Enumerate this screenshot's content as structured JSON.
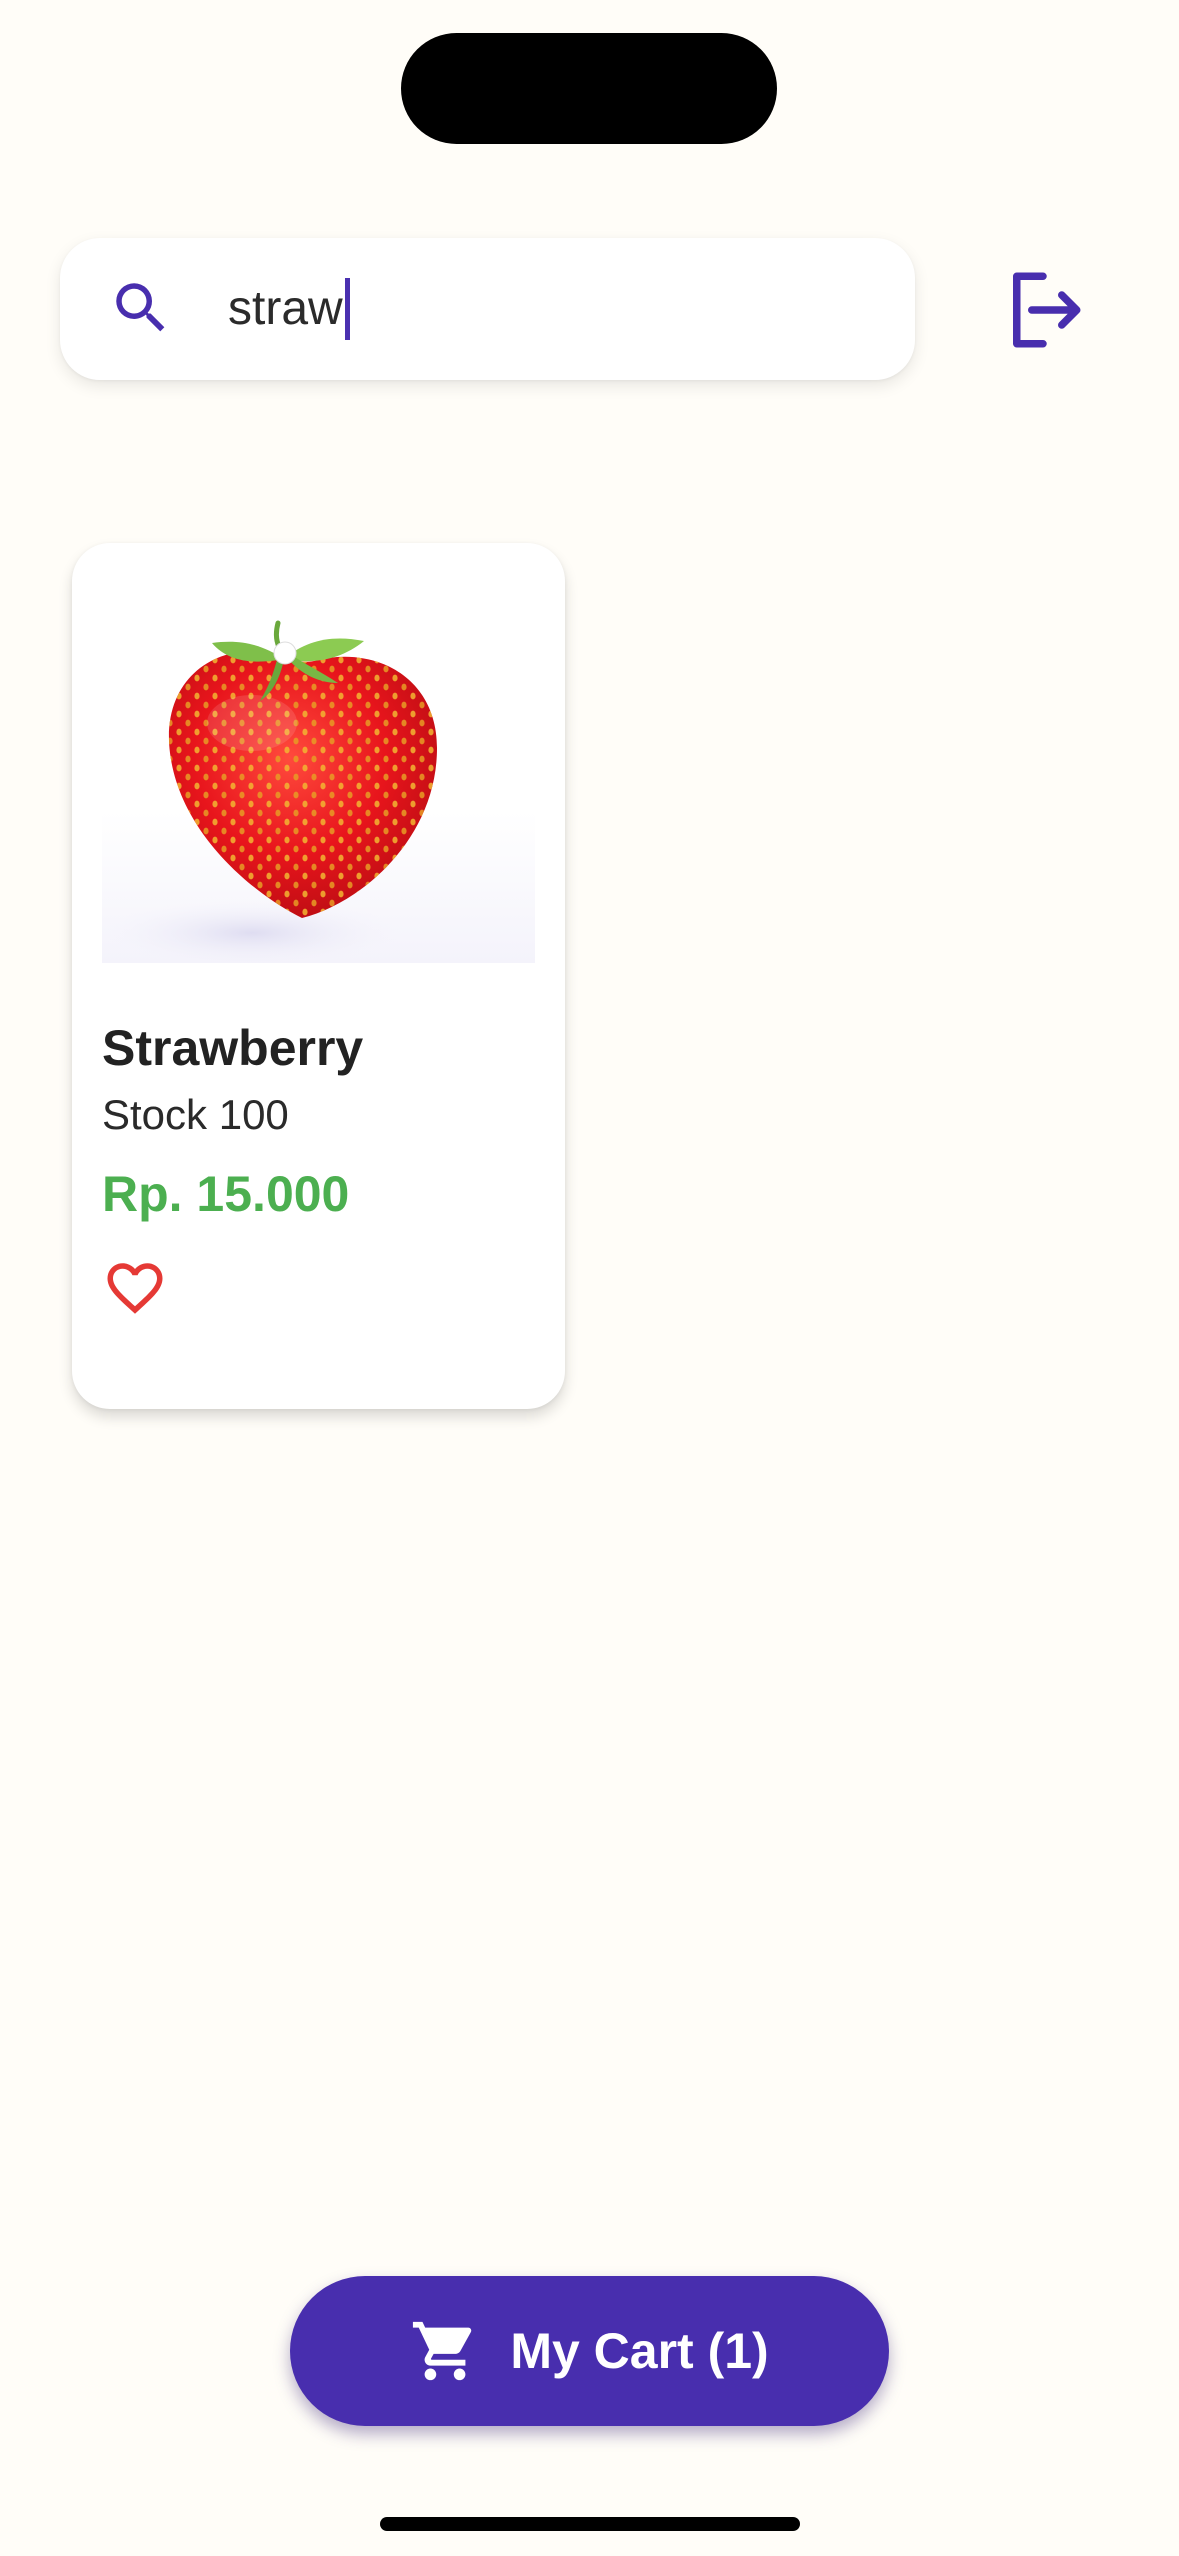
{
  "search": {
    "value": "straw"
  },
  "header": {
    "logout_icon": "logout-icon"
  },
  "products": [
    {
      "name": "Strawberry",
      "stock": "Stock 100",
      "price": "Rp. 15.000",
      "image_icon": "strawberry-image",
      "favorite_icon": "heart-outline-icon",
      "favorited": false
    }
  ],
  "cart": {
    "label": "My Cart (1)",
    "icon": "shopping-cart-icon"
  },
  "colors": {
    "accent": "#482eae",
    "price": "#4caf50",
    "favorite": "#e53935",
    "background": "#fffdf8"
  }
}
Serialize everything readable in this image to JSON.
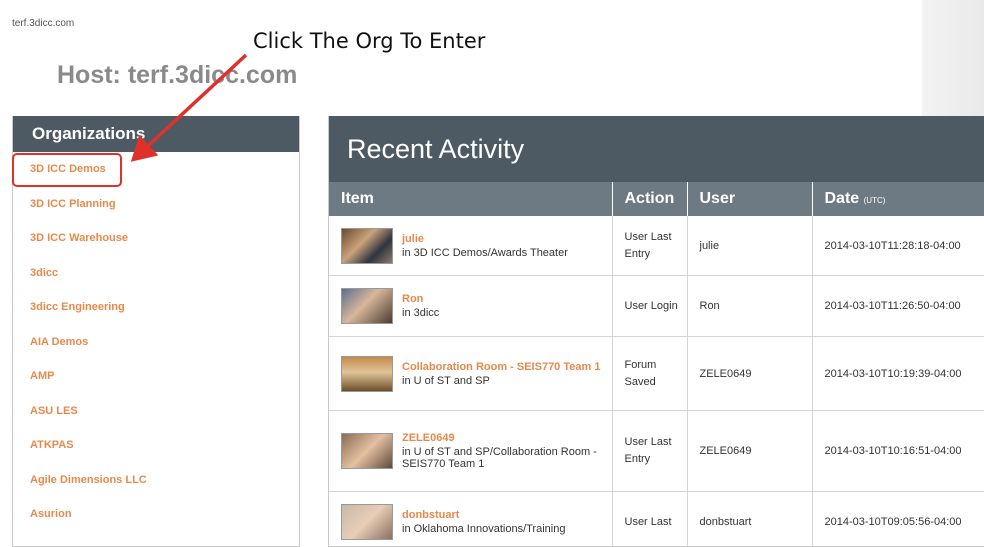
{
  "site_url": "terf.3dicc.com",
  "annotation_text": "Click The Org To Enter",
  "host_label": "Host: terf.3dicc.com",
  "sidebar": {
    "title": "Organizations",
    "items": [
      "3D ICC Demos",
      "3D ICC Planning",
      "3D ICC Warehouse",
      "3dicc",
      "3dicc Engineering",
      "AIA Demos",
      "AMP",
      "ASU LES",
      "ATKPAS",
      "Agile Dimensions LLC",
      "Asurion"
    ]
  },
  "activity": {
    "title": "Recent Activity",
    "columns": {
      "item": "Item",
      "action": "Action",
      "user": "User",
      "date": "Date",
      "date_unit": "(UTC)"
    },
    "rows": [
      {
        "title": "julie",
        "location": "in 3D ICC Demos/Awards Theater",
        "action": "User Last Entry",
        "user": "julie",
        "date": "2014-03-10T11:28:18-04:00"
      },
      {
        "title": "Ron",
        "location": "in 3dicc",
        "action": "User Login",
        "user": "Ron",
        "date": "2014-03-10T11:26:50-04:00"
      },
      {
        "title": "Collaboration Room - SEIS770 Team 1",
        "location": "in U of ST and SP",
        "action": "Forum Saved",
        "user": "ZELE0649",
        "date": "2014-03-10T10:19:39-04:00"
      },
      {
        "title": "ZELE0649",
        "location": "in U of ST and SP/Collaboration Room - SEIS770 Team 1",
        "action": "User Last Entry",
        "user": "ZELE0649",
        "date": "2014-03-10T10:16:51-04:00"
      },
      {
        "title": "donbstuart",
        "location": "in Oklahoma Innovations/Training",
        "action": "User Last",
        "user": "donbstuart",
        "date": "2014-03-10T09:05:56-04:00"
      }
    ]
  },
  "colors": {
    "header_bg": "#4d5a63",
    "column_bg": "#6d7983",
    "link": "#e8894c",
    "annotation": "#e0302a"
  }
}
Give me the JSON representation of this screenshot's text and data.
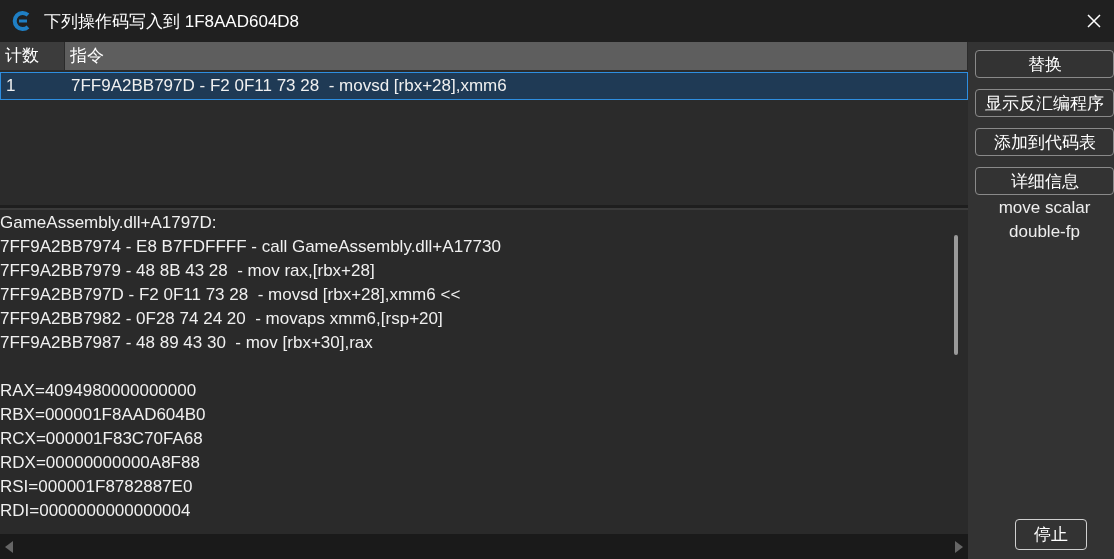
{
  "window": {
    "title": "下列操作码写入到 1F8AAD604D8"
  },
  "table": {
    "columns": [
      "计数",
      "指令"
    ],
    "rows": [
      {
        "cells": [
          "1",
          "7FF9A2BB797D - F2 0F11 73 28  - movsd [rbx+28],xmm6"
        ],
        "selected": true
      }
    ]
  },
  "disassembly": {
    "lines": [
      "GameAssembly.dll+A1797D:",
      "7FF9A2BB7974 - E8 B7FDFFFF - call GameAssembly.dll+A17730",
      "7FF9A2BB7979 - 48 8B 43 28  - mov rax,[rbx+28]",
      "7FF9A2BB797D - F2 0F11 73 28  - movsd [rbx+28],xmm6 <<",
      "7FF9A2BB7982 - 0F28 74 24 20  - movaps xmm6,[rsp+20]",
      "7FF9A2BB7987 - 48 89 43 30  - mov [rbx+30],rax"
    ],
    "registers": [
      "RAX=4094980000000000",
      "RBX=000001F8AAD604B0",
      "RCX=000001F83C70FA68",
      "RDX=00000000000A8F88",
      "RSI=000001F8782887E0",
      "RDI=0000000000000004"
    ]
  },
  "buttons": [
    "替换",
    "显示反汇编程序",
    "添加到代码表",
    "详细信息"
  ],
  "description": "move scalar double-fp",
  "stop_button": "停止"
}
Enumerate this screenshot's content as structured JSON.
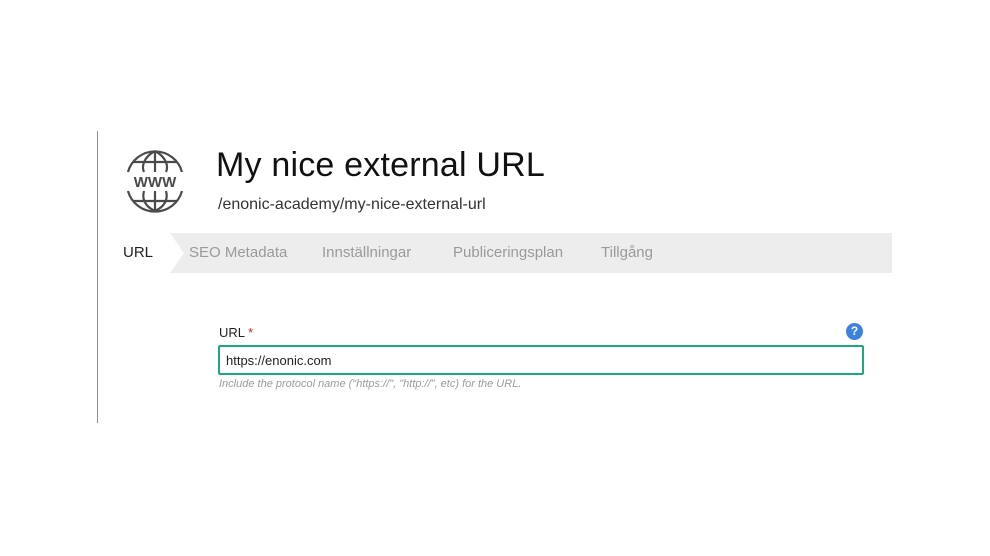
{
  "header": {
    "title": "My nice external URL",
    "path": "/enonic-academy/my-nice-external-url",
    "icon": "globe-www-icon",
    "icon_text": "WWW"
  },
  "tabs": [
    {
      "label": "URL",
      "active": true
    },
    {
      "label": "SEO Metadata",
      "active": false
    },
    {
      "label": "Innställningar",
      "active": false
    },
    {
      "label": "Publiceringsplan",
      "active": false
    },
    {
      "label": "Tillgång",
      "active": false
    }
  ],
  "form": {
    "url_label": "URL",
    "required_marker": "*",
    "help_icon": "?",
    "url_value": "https://enonic.com",
    "hint": "Include the protocol name (\"https://\", \"http://\", etc) for the URL."
  },
  "colors": {
    "input_border": "#1fa784",
    "help_icon": "#3b82e0",
    "required": "#c62828",
    "tab_bar": "#ededed"
  }
}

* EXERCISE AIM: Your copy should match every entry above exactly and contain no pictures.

* ANSWER SECTION:
Enumerate this screenshot's content as structured JSON.
{
  "search": {
    "value": "straw"
  },
  "header": {
    "logout_icon": "logout-icon"
  },
  "products": [
    {
      "name": "Strawberry",
      "stock": "Stock 100",
      "price": "Rp. 15.000",
      "image_icon": "strawberry-image",
      "favorite_icon": "heart-outline-icon",
      "favorited": false
    }
  ],
  "cart": {
    "label": "My Cart (1)",
    "icon": "shopping-cart-icon"
  },
  "colors": {
    "accent": "#482eae",
    "price": "#4caf50",
    "favorite": "#e53935",
    "background": "#fffdf8"
  }
}
Serialize everything readable in this image to JSON.
{
  "site_url": "terf.3dicc.com",
  "annotation_text": "Click The Org To Enter",
  "host_label": "Host: terf.3dicc.com",
  "sidebar": {
    "title": "Organizations",
    "items": [
      "3D ICC Demos",
      "3D ICC Planning",
      "3D ICC Warehouse",
      "3dicc",
      "3dicc Engineering",
      "AIA Demos",
      "AMP",
      "ASU LES",
      "ATKPAS",
      "Agile Dimensions LLC",
      "Asurion"
    ]
  },
  "activity": {
    "title": "Recent Activity",
    "columns": {
      "item": "Item",
      "action": "Action",
      "user": "User",
      "date": "Date",
      "date_unit": "(UTC)"
    },
    "rows": [
      {
        "title": "julie",
        "location": "in 3D ICC Demos/Awards Theater",
        "action": "User Last Entry",
        "user": "julie",
        "date": "2014-03-10T11:28:18-04:00"
      },
      {
        "title": "Ron",
        "location": "in 3dicc",
        "action": "User Login",
        "user": "Ron",
        "date": "2014-03-10T11:26:50-04:00"
      },
      {
        "title": "Collaboration Room - SEIS770 Team 1",
        "location": "in U of ST and SP",
        "action": "Forum Saved",
        "user": "ZELE0649",
        "date": "2014-03-10T10:19:39-04:00"
      },
      {
        "title": "ZELE0649",
        "location": "in U of ST and SP/Collaboration Room - SEIS770 Team 1",
        "action": "User Last Entry",
        "user": "ZELE0649",
        "date": "2014-03-10T10:16:51-04:00"
      },
      {
        "title": "donbstuart",
        "location": "in Oklahoma Innovations/Training",
        "action": "User Last",
        "user": "donbstuart",
        "date": "2014-03-10T09:05:56-04:00"
      }
    ]
  },
  "colors": {
    "header_bg": "#4d5a63",
    "column_bg": "#6d7983",
    "link": "#e8894c",
    "annotation": "#e0302a"
  }
}
Give me the JSON representation of this screenshot's text and data.
{
  "window": {
    "title": "下列操作码写入到 1F8AAD604D8"
  },
  "table": {
    "columns": [
      "计数",
      "指令"
    ],
    "rows": [
      {
        "cells": [
          "1",
          "7FF9A2BB797D - F2 0F11 73 28  - movsd [rbx+28],xmm6"
        ],
        "selected": true
      }
    ]
  },
  "disassembly": {
    "lines": [
      "GameAssembly.dll+A1797D:",
      "7FF9A2BB7974 - E8 B7FDFFFF - call GameAssembly.dll+A17730",
      "7FF9A2BB7979 - 48 8B 43 28  - mov rax,[rbx+28]",
      "7FF9A2BB797D - F2 0F11 73 28  - movsd [rbx+28],xmm6 <<",
      "7FF9A2BB7982 - 0F28 74 24 20  - movaps xmm6,[rsp+20]",
      "7FF9A2BB7987 - 48 89 43 30  - mov [rbx+30],rax"
    ],
    "registers": [
      "RAX=4094980000000000",
      "RBX=000001F8AAD604B0",
      "RCX=000001F83C70FA68",
      "RDX=00000000000A8F88",
      "RSI=000001F8782887E0",
      "RDI=0000000000000004"
    ]
  },
  "buttons": [
    "替换",
    "显示反汇编程序",
    "添加到代码表",
    "详细信息"
  ],
  "description": "move scalar double-fp",
  "stop_button": "停止"
}
Enumerate this screenshot's content as structured JSON.
{
  "header": {
    "title": "My nice external URL",
    "path": "/enonic-academy/my-nice-external-url",
    "icon": "globe-www-icon",
    "icon_text": "WWW"
  },
  "tabs": [
    {
      "label": "URL",
      "active": true
    },
    {
      "label": "SEO Metadata",
      "active": false
    },
    {
      "label": "Innställningar",
      "active": false
    },
    {
      "label": "Publiceringsplan",
      "active": false
    },
    {
      "label": "Tillgång",
      "active": false
    }
  ],
  "form": {
    "url_label": "URL",
    "required_marker": "*",
    "help_icon": "?",
    "url_value": "https://enonic.com",
    "hint": "Include the protocol name (\"https://\", \"http://\", etc) for the URL."
  },
  "colors": {
    "input_border": "#1fa784",
    "help_icon": "#3b82e0",
    "required": "#c62828",
    "tab_bar": "#ededed"
  }
}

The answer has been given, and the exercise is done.